Positive soundings from the European Union on Brexit talks helped nudge Britain’s pound above $1.35 against the dollar on Wednesday.
The EU’s chief executive said on Wednesday she could not say if there would be a trade deal with Britain but there had been progress and the next few days would be critical.
Ursula von der Leyen said discussions about access to British fishing waters for EU vessels were “still very difficult” but negotiators had moved forward on the other most contentious element - guarantees of fair competition for companies.
Upbeat mood music around a possible Brexit deal before the year-end has helped the pound strengthen over 2% against the dollar this week. However, caution still shows in elevated implied volatility gauges which imply traders buying protection against price swings in the currency.
Tempering some of the optimism were comments from a British official, who said both sides had made some progress in the trade talks, but are still “very far apart in key areas”.
By 0900 GMT, sterling was up 0.3% at $1.3507 against the dollar. It rose above the $1.35 mark shortly after von der Leyen’s comments.
Against a broadly stronger euro however, it was down 0.2% at 90.34 pence.
On Tuesday, tweets from a BBC political reporter stating that Conservative party members think Britain is heading towards a deal with the EU supported the pound.
“Sterling remains beholden to the latest tweets – the most recent seemingly pointing towards a greater chance of a deal,” said ING strategists in a note to clients.

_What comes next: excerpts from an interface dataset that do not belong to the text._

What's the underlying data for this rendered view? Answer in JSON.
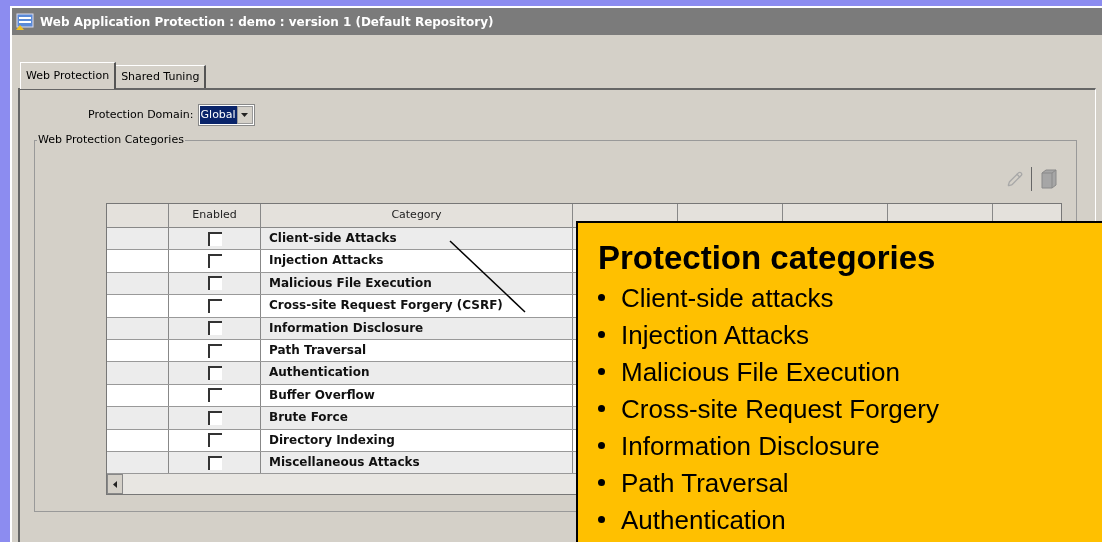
{
  "window": {
    "title": "Web Application Protection : demo : version 1 (Default Repository)"
  },
  "tabs": [
    {
      "label": "Web Protection",
      "selected": true
    },
    {
      "label": "Shared Tuning",
      "selected": false
    }
  ],
  "protection_domain": {
    "label": "Protection Domain:",
    "value": "Global"
  },
  "group": {
    "title": "Web Protection Categories"
  },
  "table": {
    "columns": [
      "Enabled",
      "Category"
    ],
    "rows": [
      {
        "enabled": false,
        "category": "Client-side Attacks"
      },
      {
        "enabled": false,
        "category": "Injection Attacks"
      },
      {
        "enabled": false,
        "category": "Malicious File Execution"
      },
      {
        "enabled": false,
        "category": "Cross-site Request Forgery (CSRF)"
      },
      {
        "enabled": false,
        "category": "Information Disclosure"
      },
      {
        "enabled": false,
        "category": "Path Traversal"
      },
      {
        "enabled": false,
        "category": "Authentication"
      },
      {
        "enabled": false,
        "category": "Buffer Overflow"
      },
      {
        "enabled": false,
        "category": "Brute Force"
      },
      {
        "enabled": false,
        "category": "Directory Indexing"
      },
      {
        "enabled": false,
        "category": "Miscellaneous Attacks"
      }
    ]
  },
  "callout": {
    "title": "Protection categories",
    "items": [
      "Client-side attacks",
      "Injection Attacks",
      "Malicious File Execution",
      "Cross-site Request Forgery",
      "Information Disclosure",
      "Path Traversal",
      "Authentication"
    ]
  }
}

“Thin December markets and some big technical levels in cable at $1.35/40 warn of strong gains to $1.37 on any concrete signs of progress.”
Mikael Milhøj, senior analyst at Danske Bank said the pound would remain volatile in the near-term until further clarification on the talks is received.
Reporting by Ritvik Carvalho; Editing by Giles Elgood